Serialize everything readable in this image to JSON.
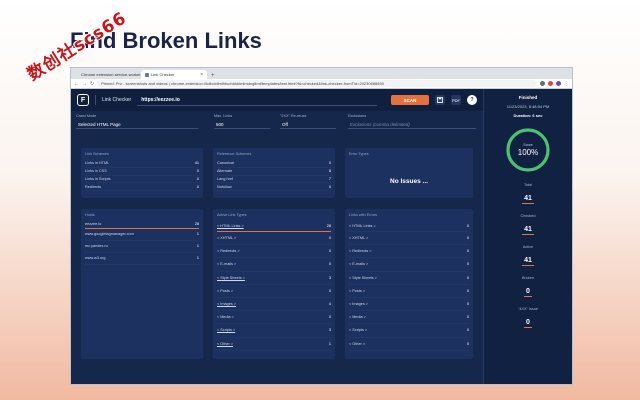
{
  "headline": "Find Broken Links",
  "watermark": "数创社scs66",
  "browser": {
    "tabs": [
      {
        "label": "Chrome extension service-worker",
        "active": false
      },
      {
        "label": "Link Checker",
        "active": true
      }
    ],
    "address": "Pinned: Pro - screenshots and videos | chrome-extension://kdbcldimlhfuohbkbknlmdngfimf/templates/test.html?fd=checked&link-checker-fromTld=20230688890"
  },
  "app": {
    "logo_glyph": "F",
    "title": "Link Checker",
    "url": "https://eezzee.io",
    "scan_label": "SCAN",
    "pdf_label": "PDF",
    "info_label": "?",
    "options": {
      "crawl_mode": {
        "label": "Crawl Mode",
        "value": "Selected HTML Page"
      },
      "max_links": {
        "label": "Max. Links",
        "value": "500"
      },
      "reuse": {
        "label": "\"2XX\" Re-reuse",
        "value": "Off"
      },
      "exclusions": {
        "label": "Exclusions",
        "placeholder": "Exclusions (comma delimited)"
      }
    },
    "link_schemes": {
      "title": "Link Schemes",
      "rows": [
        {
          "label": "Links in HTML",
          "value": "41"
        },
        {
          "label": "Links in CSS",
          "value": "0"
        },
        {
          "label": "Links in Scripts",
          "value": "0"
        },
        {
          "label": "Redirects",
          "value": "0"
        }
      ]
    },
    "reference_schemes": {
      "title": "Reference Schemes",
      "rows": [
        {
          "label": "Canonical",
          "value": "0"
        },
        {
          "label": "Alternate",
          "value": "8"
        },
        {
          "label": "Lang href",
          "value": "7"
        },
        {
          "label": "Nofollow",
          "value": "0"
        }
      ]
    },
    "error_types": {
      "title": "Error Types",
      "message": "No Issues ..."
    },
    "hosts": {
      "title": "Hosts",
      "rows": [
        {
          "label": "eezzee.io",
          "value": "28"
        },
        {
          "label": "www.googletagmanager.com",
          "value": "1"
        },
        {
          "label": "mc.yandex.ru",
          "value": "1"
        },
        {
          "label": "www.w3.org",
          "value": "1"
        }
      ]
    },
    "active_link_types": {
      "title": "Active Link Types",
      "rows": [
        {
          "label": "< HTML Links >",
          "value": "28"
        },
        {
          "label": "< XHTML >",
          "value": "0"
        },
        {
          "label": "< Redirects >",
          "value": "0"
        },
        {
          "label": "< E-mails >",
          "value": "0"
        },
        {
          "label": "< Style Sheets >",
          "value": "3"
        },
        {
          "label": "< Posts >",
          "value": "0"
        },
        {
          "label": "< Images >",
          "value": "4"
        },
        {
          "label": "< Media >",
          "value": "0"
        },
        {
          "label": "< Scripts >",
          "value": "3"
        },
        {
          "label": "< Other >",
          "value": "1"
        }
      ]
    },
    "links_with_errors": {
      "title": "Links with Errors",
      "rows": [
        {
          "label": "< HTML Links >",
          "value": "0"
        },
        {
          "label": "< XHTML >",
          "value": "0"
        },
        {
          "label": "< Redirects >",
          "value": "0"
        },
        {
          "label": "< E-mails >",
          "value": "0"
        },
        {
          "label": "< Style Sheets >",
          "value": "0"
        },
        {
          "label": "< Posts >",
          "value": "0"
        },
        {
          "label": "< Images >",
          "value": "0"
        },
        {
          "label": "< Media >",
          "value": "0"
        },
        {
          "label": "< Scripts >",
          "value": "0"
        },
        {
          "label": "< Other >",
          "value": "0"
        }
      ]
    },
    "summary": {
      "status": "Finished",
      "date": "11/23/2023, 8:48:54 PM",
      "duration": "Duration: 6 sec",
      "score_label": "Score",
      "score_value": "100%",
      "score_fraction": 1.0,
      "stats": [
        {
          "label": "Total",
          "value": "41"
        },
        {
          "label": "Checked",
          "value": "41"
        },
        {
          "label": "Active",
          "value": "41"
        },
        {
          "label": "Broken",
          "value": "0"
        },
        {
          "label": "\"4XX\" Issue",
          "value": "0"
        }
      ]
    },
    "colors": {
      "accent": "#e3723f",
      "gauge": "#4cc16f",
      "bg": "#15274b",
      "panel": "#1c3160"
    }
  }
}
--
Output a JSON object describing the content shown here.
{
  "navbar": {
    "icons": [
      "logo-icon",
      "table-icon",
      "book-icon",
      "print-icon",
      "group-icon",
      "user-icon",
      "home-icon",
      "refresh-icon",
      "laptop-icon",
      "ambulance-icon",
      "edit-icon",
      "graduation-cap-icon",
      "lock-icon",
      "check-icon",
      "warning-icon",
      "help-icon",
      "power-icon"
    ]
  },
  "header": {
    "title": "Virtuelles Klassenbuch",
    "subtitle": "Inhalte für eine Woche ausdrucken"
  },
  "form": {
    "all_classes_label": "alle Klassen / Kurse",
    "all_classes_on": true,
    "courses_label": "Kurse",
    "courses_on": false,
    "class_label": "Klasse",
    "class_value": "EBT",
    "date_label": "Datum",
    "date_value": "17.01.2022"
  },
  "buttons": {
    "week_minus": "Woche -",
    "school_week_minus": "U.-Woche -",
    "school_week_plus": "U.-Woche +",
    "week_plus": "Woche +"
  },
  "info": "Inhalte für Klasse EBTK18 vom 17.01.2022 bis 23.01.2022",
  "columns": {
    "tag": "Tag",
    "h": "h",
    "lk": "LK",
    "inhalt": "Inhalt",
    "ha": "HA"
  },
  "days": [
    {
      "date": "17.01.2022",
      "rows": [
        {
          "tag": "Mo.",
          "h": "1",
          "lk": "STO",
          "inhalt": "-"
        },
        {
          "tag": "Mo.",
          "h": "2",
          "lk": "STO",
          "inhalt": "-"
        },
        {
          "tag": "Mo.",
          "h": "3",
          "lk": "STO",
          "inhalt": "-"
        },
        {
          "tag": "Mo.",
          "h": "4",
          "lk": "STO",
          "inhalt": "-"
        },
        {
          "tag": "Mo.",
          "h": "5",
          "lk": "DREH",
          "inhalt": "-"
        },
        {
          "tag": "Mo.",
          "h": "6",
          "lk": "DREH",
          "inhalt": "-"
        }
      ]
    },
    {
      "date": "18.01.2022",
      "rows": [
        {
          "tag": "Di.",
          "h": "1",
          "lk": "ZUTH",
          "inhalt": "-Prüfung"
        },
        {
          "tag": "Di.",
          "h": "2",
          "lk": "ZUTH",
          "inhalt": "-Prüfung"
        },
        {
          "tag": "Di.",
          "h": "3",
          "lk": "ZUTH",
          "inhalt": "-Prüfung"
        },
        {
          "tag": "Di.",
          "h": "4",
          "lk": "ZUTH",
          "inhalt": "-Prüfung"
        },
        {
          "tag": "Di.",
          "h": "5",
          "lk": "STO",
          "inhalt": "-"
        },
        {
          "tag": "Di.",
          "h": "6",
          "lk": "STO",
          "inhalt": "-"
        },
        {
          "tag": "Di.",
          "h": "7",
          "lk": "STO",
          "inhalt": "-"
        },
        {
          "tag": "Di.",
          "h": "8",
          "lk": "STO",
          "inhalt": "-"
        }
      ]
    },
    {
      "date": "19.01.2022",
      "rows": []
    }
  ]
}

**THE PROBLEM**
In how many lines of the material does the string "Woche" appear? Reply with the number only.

**RESPONSE TO THE EXERCISE**
5